On my way back from Berlin a week ago I bought a big Der Spiegel special edition called simply The Germans, subtitled Sixty Years After The War. All in English. Excellent stuff it was too, especially a hard-hitting piece by their London correspondent Mattias Matussek on "How the British See The Germans". Mattias is brother to the German ambassador, Thomas, who was quoted widely at the weekend as saying that it is about time the British grew out of their fixation with the War and stopped thinking of the Germans as Nazis, and Mattias says exactly the same thing, except less diplomatically.
Indeed, he says that thanks to our current boom we are now showing symptoms of Teutonic behaviour ourselves. ‘With their daily diet of car and homebuyer shows on the telly and the entire gamut of Better Cooking, Better Living, Better Shopping programs the Brits - after long years of frugality - are now imitating the inane German Mercedes drivers and hung-over boozers of caricaturist infamy from the reconstruction years. And loudmouthed Brits have long since gotten the upper hand in the battle of the beach chairs on the Algarve… ‘
The indictment, briefly, is that we tend to be ignorant, especially of history, too loud, usually drunk and trapped in ancient stereotypes about the Germans.
I don't think you can argue with that.
What both Matussek brothers also say is that we British seldom go to Germany and therefore don't know the place and the people, and we don't learn the language, so we don't know the culture.
You can't argue with that either.
There is quite a good reason why we don't go to Germany, of course, and it was first explained to me by the man who taught me German at school, Mr Hayward. God, he said, had played a practical joke on the English by putting us twenty miles away from the French, a race so very different from us that we immediately adopted a love/hate relationship with them. But whether we loved or hated them, we found them very different and eternally fascinating.
You then move along the coast of mainland Europe, and you come to Germany. The Germans, said Hayward, are much more like us. The language, the cooking, the beer, the lifestyle are all much more like ours than the French. And because they are like us, we find them boring. So we don't go there on holiday. What's the point of going somewhere like home?
In fact, my father was very pro-German and found France and the French rather tiresome ) so he took us to Germany on holiday quite often, and sehr gemutlich it was too, but I hadn't been to Germany for years till I went to Berlin a fortnight ago with Julia Adamson, a BBC Radio 4 producer, to interview people for a Radio 4 programme about recordings made in German prisoner-of-war camps in the 1914-1918 War.
They were no ordinary recordings, either. A small task force of German linguists, musicologists and anthropologists had gone into the camps during the First World War with their primitive recording machines to preserve the sounds of different languages and dialects, and folk music, and come back with a rich treasure of 3-minute sound-bites. Yorkshire fishermen, Ukrainian singers, Jewish fiddlers, Irish countrymen - they and thousands more were given their short chance to sound like themselves for as long as a wax cylinder or shellac disc lasted. Almost unknown to the public or indeed to historians, these recordings now sit in two big archives in Berlin, and it was the task of myself and my producer, Julia, to trace their history, listen to them and along the way to speculate on why such a wonderfully batty project had ever been undertaken.
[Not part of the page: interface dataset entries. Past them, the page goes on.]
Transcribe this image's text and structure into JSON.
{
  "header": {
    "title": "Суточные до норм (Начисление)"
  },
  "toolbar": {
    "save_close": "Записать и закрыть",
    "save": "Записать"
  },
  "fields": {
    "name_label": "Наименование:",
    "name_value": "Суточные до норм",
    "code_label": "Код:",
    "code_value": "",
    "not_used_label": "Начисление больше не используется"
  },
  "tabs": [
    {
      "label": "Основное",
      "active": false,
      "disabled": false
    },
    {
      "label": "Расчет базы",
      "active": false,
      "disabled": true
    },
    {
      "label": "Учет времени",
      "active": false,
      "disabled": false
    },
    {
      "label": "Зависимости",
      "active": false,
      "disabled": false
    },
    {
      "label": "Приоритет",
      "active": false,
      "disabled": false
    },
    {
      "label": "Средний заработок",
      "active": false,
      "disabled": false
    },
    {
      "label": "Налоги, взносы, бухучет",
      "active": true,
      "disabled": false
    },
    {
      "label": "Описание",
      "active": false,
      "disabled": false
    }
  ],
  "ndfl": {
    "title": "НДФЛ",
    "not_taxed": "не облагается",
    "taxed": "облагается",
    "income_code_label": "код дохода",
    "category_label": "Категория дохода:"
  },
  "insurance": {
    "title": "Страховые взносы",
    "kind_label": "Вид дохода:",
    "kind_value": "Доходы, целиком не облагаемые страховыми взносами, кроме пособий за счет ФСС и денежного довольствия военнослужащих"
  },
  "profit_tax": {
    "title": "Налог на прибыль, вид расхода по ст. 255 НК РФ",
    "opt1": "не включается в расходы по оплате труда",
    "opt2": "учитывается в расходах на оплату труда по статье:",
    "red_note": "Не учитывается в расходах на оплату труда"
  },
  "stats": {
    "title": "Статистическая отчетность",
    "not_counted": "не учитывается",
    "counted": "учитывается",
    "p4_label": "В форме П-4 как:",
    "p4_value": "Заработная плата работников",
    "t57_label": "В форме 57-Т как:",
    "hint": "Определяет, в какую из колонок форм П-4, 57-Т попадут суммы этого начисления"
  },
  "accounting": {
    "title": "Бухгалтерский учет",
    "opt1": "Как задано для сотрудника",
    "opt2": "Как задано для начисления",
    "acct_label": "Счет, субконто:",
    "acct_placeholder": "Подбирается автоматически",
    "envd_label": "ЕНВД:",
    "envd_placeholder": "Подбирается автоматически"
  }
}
In one sense, it's quite obvious. All these Germanic students of language and culture had been quite happily swanning around the world recording stuff on location when suddenly the European War starts and they are confined to barracks, far from the nearest African language or Georgian part song. But then a miracle happens! The German armies start capturing soldiers who speak African tongues and sing Georgian music! So what is more logical than to continue their studies in the prisoner-of-war camps? It makes a lot of sense.
It also makes little sense. I have never heard of any other wartime project like it. POWs are often questioned about military matters, and the state of morale of the folks back home, but about regional vocabulary and local fiddling techniques?
Julia and I could never quite make up our minds if this extraordinary project was due to the thoroughness and efficiency of the Germans, and if we thought so, whether we could say so. Can you utter a flattering national stereotype? Would any other nation have documented its prisoner of war population like that? Are the Americans recording Afghan folk songs in Guantanamo Bay?
I somehow doubt it.
BBC Radio 4
11th May 2005